* What to produce
Make an exact copy of every entry, from the first line to the last.

BEGIN

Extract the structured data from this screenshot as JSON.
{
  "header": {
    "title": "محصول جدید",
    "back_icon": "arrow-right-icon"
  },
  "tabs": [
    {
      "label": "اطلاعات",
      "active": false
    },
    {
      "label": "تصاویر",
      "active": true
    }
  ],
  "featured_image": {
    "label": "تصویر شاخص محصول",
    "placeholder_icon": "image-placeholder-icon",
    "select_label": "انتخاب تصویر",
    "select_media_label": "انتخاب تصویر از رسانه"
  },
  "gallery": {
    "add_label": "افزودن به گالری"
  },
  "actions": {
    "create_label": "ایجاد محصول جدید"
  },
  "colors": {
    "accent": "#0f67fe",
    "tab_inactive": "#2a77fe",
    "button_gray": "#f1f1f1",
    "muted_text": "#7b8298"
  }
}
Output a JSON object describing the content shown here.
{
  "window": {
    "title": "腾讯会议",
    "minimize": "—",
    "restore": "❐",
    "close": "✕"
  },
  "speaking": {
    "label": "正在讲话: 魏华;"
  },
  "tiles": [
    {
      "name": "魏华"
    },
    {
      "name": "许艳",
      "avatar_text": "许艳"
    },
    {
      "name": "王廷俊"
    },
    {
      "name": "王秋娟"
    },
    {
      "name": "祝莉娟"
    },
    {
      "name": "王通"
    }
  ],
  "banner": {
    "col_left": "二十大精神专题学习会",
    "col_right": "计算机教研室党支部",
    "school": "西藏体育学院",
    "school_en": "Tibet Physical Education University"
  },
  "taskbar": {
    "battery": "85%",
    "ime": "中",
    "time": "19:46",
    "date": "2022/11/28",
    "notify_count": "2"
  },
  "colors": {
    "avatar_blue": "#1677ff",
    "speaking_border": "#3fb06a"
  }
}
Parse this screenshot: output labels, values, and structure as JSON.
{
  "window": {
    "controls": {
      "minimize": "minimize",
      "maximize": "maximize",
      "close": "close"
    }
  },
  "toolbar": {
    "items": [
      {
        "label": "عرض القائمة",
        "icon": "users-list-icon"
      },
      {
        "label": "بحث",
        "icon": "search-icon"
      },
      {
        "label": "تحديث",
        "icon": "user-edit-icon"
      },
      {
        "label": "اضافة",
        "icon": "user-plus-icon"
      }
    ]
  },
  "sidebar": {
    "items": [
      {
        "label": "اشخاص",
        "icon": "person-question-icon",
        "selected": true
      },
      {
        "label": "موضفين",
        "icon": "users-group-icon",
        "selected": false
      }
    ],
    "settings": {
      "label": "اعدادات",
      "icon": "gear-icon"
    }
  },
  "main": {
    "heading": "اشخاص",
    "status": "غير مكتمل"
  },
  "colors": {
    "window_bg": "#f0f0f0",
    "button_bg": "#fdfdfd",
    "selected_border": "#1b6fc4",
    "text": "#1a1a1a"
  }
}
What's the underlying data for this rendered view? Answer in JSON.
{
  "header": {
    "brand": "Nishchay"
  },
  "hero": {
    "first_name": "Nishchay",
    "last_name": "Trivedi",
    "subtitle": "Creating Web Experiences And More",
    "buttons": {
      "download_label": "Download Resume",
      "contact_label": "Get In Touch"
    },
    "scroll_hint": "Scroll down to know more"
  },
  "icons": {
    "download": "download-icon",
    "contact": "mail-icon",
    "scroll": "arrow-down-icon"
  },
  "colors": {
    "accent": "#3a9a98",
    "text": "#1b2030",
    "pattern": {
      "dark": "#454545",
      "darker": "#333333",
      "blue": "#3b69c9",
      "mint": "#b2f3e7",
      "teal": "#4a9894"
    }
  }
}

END

* Final answer
Extract the structured data from this screenshot as JSON.
{
  "header": {
    "title": "محصول جدید",
    "back_icon": "arrow-right-icon"
  },
  "tabs": [
    {
      "label": "اطلاعات",
      "active": false
    },
    {
      "label": "تصاویر",
      "active": true
    }
  ],
  "featured_image": {
    "label": "تصویر شاخص محصول",
    "placeholder_icon": "image-placeholder-icon",
    "select_label": "انتخاب تصویر",
    "select_media_label": "انتخاب تصویر از رسانه"
  },
  "gallery": {
    "add_label": "افزودن به گالری"
  },
  "actions": {
    "create_label": "ایجاد محصول جدید"
  },
  "colors": {
    "accent": "#0f67fe",
    "tab_inactive": "#2a77fe",
    "button_gray": "#f1f1f1",
    "muted_text": "#7b8298"
  }
}
Output a JSON object describing the content shown here.
{
  "window": {
    "title": "腾讯会议",
    "minimize": "—",
    "restore": "❐",
    "close": "✕"
  },
  "speaking": {
    "label": "正在讲话: 魏华;"
  },
  "tiles": [
    {
      "name": "魏华"
    },
    {
      "name": "许艳",
      "avatar_text": "许艳"
    },
    {
      "name": "王廷俊"
    },
    {
      "name": "王秋娟"
    },
    {
      "name": "祝莉娟"
    },
    {
      "name": "王通"
    }
  ],
  "banner": {
    "col_left": "二十大精神专题学习会",
    "col_right": "计算机教研室党支部",
    "school": "西藏体育学院",
    "school_en": "Tibet Physical Education University"
  },
  "taskbar": {
    "battery": "85%",
    "ime": "中",
    "time": "19:46",
    "date": "2022/11/28",
    "notify_count": "2"
  },
  "colors": {
    "avatar_blue": "#1677ff",
    "speaking_border": "#3fb06a"
  }
}
Parse this screenshot: output labels, values, and structure as JSON.
{
  "window": {
    "controls": {
      "minimize": "minimize",
      "maximize": "maximize",
      "close": "close"
    }
  },
  "toolbar": {
    "items": [
      {
        "label": "عرض القائمة",
        "icon": "users-list-icon"
      },
      {
        "label": "بحث",
        "icon": "search-icon"
      },
      {
        "label": "تحديث",
        "icon": "user-edit-icon"
      },
      {
        "label": "اضافة",
        "icon": "user-plus-icon"
      }
    ]
  },
  "sidebar": {
    "items": [
      {
        "label": "اشخاص",
        "icon": "person-question-icon",
        "selected": true
      },
      {
        "label": "موضفين",
        "icon": "users-group-icon",
        "selected": false
      }
    ],
    "settings": {
      "label": "اعدادات",
      "icon": "gear-icon"
    }
  },
  "main": {
    "heading": "اشخاص",
    "status": "غير مكتمل"
  },
  "colors": {
    "window_bg": "#f0f0f0",
    "button_bg": "#fdfdfd",
    "selected_border": "#1b6fc4",
    "text": "#1a1a1a"
  }
}
What's the underlying data for this rendered view? Answer in JSON.
{
  "header": {
    "brand": "Nishchay"
  },
  "hero": {
    "first_name": "Nishchay",
    "last_name": "Trivedi",
    "subtitle": "Creating Web Experiences And More",
    "buttons": {
      "download_label": "Download Resume",
      "contact_label": "Get In Touch"
    },
    "scroll_hint": "Scroll down to know more"
  },
  "icons": {
    "download": "download-icon",
    "contact": "mail-icon",
    "scroll": "arrow-down-icon"
  },
  "colors": {
    "accent": "#3a9a98",
    "text": "#1b2030",
    "pattern": {
      "dark": "#454545",
      "darker": "#333333",
      "blue": "#3b69c9",
      "mint": "#b2f3e7",
      "teal": "#4a9894"
    }
  }
}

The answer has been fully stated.